The grass is always greener

As the sport of golf soars in popularity, private equity real estate investors are actively targeting courses and resorts around the world. By Paul Fruchbom.

Earlier this summer, while fireworks soared over the Statue of Liberty in celebration of the 4th of July, wellheeled golf aficionados nearby were celebrating a milestone of a different sort: the official opening of Liberty National, one of the most expensive golf courses ever built.

Set on the New Jersey banks of the Hudson River, within spitting distance of Lady Liberty herself, the course reportedly cost approximately $130 million (€100 million) to build; the lavish, yet-to-be-built clubhouse is expected to run an additional $20 million. Financed by Reebok mogul Paul Fireman, the exclusive club—where the $400,000 membership is by invitation only—has already reached its quota of 50 members for the year. Membership will eventually top out at 250 golfers.

While Liberty National is not backed by private equity real estate money—even though many industry titans are no doubt pining for an invitation— the same can not be said for a growing number of courses around the world.

In one of the most well-known examples, Lone Star and Goldman Sachs have both built up substantial golf portfolios in Japan, which they acquired in the wake of the country's economic crisis. Pacific Golf International, the Lone Star portfolio company, went public last year, while Goldman's Accordia Golf had just announced plans for a $1 billion initial public offering at press time (p. 25).

Over the past few months, activity has been heating up in Europe as well. In late June, London-based private equity firm Permira made an unsuccessful bid for hotel company De Vere, which owns the Belfry golf course, four-time host of the Ryder Cup tournament. That same month, Apollo Real Estate Advisors acquired the St. Andrews Bay Golf Resort & Spa in Scotland, which is located less than two miles away from the world-renown Old Course at St. Andrews (p. 56).

Yet while Scotland may be the home of golf, the US has been at the epicenter of the private equity real estate boom in golf course ownership. Last month, KSL Capital Partners paid $1.8 billion for the 170-odd golf courses and country clubs held by Dallas-based ClubCorp (p. 17). In August, Walton Street Capital announced the acquisition of PGA National Resort & Spa in Palm Beach, Florida. And not far from Liberty National, another recently opened course on the New Jersey waterfront, Bayonne Golf Club, was partially financed by Cherokee Investment Partners, a private equity real estate firm focused on environmentally contaminated properties. (Both Liberty National and Bayonne required extensive environmental remediation.)

As many of these recent transactions highlight, private equity firms are not necessarily fixated on the cash flows of the golf business itself, but rather on the secondary real estate opportunities that the courses offer. Hotels, condominiums, restaurants and retail opportunities are some of the ways in which investors are looking to boost the profile (and cash flow) of their fairways. At Liberty National, for example, the golf course is expected to lose money while a series of nearby condominium towers are projected to turn a tidy profit.

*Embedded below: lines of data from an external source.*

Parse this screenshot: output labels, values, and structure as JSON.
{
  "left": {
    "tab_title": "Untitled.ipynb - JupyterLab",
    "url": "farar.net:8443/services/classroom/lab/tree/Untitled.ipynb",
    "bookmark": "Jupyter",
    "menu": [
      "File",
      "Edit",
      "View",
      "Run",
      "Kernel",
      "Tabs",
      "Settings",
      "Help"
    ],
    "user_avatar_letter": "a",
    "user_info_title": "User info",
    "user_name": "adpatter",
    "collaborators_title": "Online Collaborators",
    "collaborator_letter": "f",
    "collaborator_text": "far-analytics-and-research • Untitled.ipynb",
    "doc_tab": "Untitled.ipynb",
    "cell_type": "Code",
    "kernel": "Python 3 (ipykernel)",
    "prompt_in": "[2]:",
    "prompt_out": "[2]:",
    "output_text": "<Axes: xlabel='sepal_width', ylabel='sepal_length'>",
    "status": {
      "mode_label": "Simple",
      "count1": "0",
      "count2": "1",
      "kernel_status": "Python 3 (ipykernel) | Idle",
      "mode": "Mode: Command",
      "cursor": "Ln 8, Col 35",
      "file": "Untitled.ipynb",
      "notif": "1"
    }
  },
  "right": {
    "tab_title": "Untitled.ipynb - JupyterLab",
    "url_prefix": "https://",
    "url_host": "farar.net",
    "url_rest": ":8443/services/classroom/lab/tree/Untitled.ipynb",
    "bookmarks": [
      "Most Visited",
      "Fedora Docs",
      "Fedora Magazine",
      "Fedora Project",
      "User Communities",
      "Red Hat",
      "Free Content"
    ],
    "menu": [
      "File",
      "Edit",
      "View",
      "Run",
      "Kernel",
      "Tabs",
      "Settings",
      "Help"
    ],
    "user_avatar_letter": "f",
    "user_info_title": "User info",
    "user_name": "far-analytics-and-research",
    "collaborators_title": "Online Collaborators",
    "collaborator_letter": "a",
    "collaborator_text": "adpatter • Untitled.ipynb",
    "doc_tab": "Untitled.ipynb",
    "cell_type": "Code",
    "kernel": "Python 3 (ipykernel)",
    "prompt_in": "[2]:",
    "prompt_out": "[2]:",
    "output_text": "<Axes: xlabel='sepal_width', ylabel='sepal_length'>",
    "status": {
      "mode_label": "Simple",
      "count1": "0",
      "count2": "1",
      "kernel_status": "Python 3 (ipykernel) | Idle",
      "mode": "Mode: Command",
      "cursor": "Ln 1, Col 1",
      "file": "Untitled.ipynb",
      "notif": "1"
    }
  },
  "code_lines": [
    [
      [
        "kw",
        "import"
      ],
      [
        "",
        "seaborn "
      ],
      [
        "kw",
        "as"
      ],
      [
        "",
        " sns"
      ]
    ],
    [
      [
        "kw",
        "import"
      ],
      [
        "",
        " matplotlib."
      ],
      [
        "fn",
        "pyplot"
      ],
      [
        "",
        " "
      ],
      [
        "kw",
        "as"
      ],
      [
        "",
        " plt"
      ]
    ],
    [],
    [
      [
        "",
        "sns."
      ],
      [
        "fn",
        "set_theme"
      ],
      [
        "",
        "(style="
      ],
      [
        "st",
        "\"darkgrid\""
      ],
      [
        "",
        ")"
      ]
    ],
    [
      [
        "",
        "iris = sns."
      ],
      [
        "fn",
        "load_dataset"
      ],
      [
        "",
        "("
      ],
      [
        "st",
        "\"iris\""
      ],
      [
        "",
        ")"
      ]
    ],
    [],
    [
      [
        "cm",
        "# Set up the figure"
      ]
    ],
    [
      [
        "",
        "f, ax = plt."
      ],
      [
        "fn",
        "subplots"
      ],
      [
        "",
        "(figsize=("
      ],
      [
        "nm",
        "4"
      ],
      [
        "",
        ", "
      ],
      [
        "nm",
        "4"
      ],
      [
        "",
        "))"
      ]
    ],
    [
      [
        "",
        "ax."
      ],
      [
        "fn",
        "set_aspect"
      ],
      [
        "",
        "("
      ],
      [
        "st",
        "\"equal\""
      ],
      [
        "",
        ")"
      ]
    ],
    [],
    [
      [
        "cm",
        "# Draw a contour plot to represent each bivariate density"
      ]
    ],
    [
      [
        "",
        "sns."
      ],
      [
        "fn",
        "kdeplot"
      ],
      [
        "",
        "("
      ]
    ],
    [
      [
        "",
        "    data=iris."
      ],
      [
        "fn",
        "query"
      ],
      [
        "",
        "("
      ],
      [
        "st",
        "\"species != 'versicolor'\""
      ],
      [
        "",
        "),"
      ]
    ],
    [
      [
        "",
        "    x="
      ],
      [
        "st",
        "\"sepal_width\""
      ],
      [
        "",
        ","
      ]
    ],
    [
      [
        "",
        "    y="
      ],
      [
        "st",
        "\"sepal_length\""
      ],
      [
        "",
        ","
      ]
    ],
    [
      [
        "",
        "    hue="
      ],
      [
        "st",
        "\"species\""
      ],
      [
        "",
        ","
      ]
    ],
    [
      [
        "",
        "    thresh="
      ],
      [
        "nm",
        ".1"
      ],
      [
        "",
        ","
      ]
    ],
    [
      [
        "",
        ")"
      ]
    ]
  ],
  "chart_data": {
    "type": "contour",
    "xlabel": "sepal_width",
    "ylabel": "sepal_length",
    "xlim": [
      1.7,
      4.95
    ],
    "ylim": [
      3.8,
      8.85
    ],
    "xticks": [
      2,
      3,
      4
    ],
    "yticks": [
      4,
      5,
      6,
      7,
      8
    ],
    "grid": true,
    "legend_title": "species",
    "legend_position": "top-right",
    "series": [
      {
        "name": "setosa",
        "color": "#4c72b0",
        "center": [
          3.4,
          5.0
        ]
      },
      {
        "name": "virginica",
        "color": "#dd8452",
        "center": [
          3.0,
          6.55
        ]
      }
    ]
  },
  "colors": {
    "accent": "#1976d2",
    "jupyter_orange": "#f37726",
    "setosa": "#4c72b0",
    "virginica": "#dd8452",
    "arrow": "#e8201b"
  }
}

At the same time, however, many institutional investors are skeptical of private equity's ability to wring superior returns out of golf-related properties. At a recent conference, one limited partner listed golf courses as one asset that he would stay away from— in addition to other off-the-beaten-path investments such as parking lots.

One factor that limits the appeal of golf courses is their limited downside protection. Unlike, say, an urban office building, a golf course is most likely going to remain a golf course as there are significantly little conversion opportunities if the bottom falls out. At the same time, there are few exits available for large golf portfolios, particularly if the public markets don't cooperate. That said, one likely buyer of such assets may be another private equity firm— KSL, for example, built up one of the largest golf operators in the country during the 1990s, which was eventually sold to Apollo.

For the time being, at least, private equity real estate firms seem relatively unconcerned with the hazards that may lie ahead. Of course, can you really blame them? There are many perks to being a succesful private equity real estate GP, but is there anything that carries more caché than owning your own golf course?